We are unable to display your institutional affiliation without JavaScript turned on.
Browse Book and Journal Content on Project MUSE
OR

Find using OpenURL

Rent from DeepDyve Rent from DeepDyve

Royal-Paper Copies of Aldine Editions, 1494–1550

From: Studies in Bibliography
Volume 57, 2005-2006
pp. 85-113 | 10.1353/sib.0.0010

In lieu of an abstract, here is a brief excerpt of the content:

The question of royal-paper copies of Aldine editions, of which the bulk of the surviving copies are printed on smaller paper, first impinged on my consciousness a few years ago, in the course of a collaborative research project on the first edition of Baldassar Castiglione’s Il libro del Cortegiano, a folio printed by the Aldine press between the end of November 1527 and the beginning of April 1528. In a letter sent from Spain in April 1527 to his factor, Cristoforo Tirabosco, Castiglione expressed the wish to have an edition of 1000 copies, for which he did not specify a paper size, plus thirty copies to be printed on the best quality royal paper available in Venice at the time. In a further letter to Tirabosco, written in April 1528, after the publication of the edition, Castiglione again referred to the thirty copies on royal paper, indicating that some at least were intended as presentation copies to important figures, such as the marquis of Mantua, Isabella d’Este and Elisabetta Gonzaga, “quelli più principali”, as he explained.1

Our census of surviving copies of this edition brought to light 147 copies,2 none of which was distinguished by its leaf height, but which were printed on two different paper stocks, 136 on stocks (predominantly anchor paper) which we know from the evidence of an uncut copy in the library of the Diocesan Seminary, Padua, to be super-chancery, and eleven, all bound and trimmed, on another sort of anchor paper, easily distinguishable from the stocks used in the majority of copies by having no countermark.3 It was tempting to assume that these eleven copies were the survivors of the thirty copies on royal paper ordered by Castiglione, but to have been reduced to their present size all eleven must have undergone a savage trimming over the centuries, reducing the leaf size of an untrimmed royal folio (c.445 × 307 mm) to that of a trimmed super-chancery folio (c.315 × 220 mm). Since the royal-paper copies, or some of them, were destined originally for illustrious personages, it seemed odd that not one of our eleven should have leaf dimensions which indicated that it might have been printed on royal paper. But because of the pressure of other work I put the problem to one side.

My interest in the question was rekindled recently by the chance encounter, in the pages of the catalogue of the Aldine collection of the Harry Ransom Humanities Research Center of the University of Texas at Austin, of an entry relating to the 1536 folio edition of the commentary by the Byzantine philosopher and theologian Eustratius of Nicea on the Nicomachean Ethics of Aristotle.
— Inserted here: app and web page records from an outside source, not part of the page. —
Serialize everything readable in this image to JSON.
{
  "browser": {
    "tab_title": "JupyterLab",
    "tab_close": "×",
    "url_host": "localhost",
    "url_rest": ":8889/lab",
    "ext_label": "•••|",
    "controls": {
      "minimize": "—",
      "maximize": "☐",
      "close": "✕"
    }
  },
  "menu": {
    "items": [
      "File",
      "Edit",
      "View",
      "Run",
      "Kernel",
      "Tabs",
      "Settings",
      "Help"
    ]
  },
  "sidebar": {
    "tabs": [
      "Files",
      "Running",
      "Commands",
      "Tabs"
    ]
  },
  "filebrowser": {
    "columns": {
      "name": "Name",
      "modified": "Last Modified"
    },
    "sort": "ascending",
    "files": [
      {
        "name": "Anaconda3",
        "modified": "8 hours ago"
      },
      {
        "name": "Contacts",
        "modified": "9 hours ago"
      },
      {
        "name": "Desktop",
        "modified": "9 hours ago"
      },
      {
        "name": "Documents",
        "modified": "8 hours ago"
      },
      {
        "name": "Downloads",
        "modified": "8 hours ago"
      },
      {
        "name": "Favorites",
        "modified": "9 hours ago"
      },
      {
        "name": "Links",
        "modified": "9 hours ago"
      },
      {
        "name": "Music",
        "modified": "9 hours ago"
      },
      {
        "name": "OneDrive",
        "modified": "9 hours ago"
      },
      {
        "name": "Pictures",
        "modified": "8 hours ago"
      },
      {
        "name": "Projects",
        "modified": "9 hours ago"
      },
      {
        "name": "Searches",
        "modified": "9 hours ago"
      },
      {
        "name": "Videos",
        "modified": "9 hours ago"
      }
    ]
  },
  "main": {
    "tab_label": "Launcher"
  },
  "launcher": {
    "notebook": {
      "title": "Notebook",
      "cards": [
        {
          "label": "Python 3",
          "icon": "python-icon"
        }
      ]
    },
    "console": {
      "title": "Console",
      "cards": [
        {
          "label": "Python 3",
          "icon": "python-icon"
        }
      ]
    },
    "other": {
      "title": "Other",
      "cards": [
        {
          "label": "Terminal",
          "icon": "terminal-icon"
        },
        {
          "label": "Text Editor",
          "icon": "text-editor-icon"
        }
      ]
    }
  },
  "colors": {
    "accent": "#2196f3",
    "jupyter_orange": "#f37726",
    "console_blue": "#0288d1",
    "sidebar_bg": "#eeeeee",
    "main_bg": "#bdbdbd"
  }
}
Alongside a first copy of the edition, for which, in accordance with the general practice of the catalogue, no leaf size was given, the collection also contained a second copy, on “very large paper”, measuring 425 × 270 mm.4 The discovery of a folio edition published by the Aldine press less than ten years after the Cortegiano, containing a copy printed on what seemed like royal paper, led me to reopen the question of the eleven copies of the Cortegiano printed on paper different from that used in the main run. And the first step was clearly that of finding out whether, in the production of the Aldine press, there were other known examples of this usage.

In the last fifty years many important studies have been published on the press, particularly for the period from 1494 to 1515, when it was directed by the great Aldus. These studies have given us a much deeper knowledge of the cultural importance of Aldus’s publication programme, of his relations with the international world of scholarship, of the commercial organization of the press, of the various series of types created by and for him, and of the links between the press and the Venetian art world. But in all this activity there has been a notable absentee—a serious interest in the descriptive bibliography of the Aldine press. One of the obstacles is, no doubt, the high survival rate of Aldine editions, which have been collectors’ items from the date...



You must be logged in through an institution that subscribes to this journal or book to access the full text.

Shibboleth

Shibboleth authentication is only available to registered institutions.

Project MUSE

For subscribing associations only.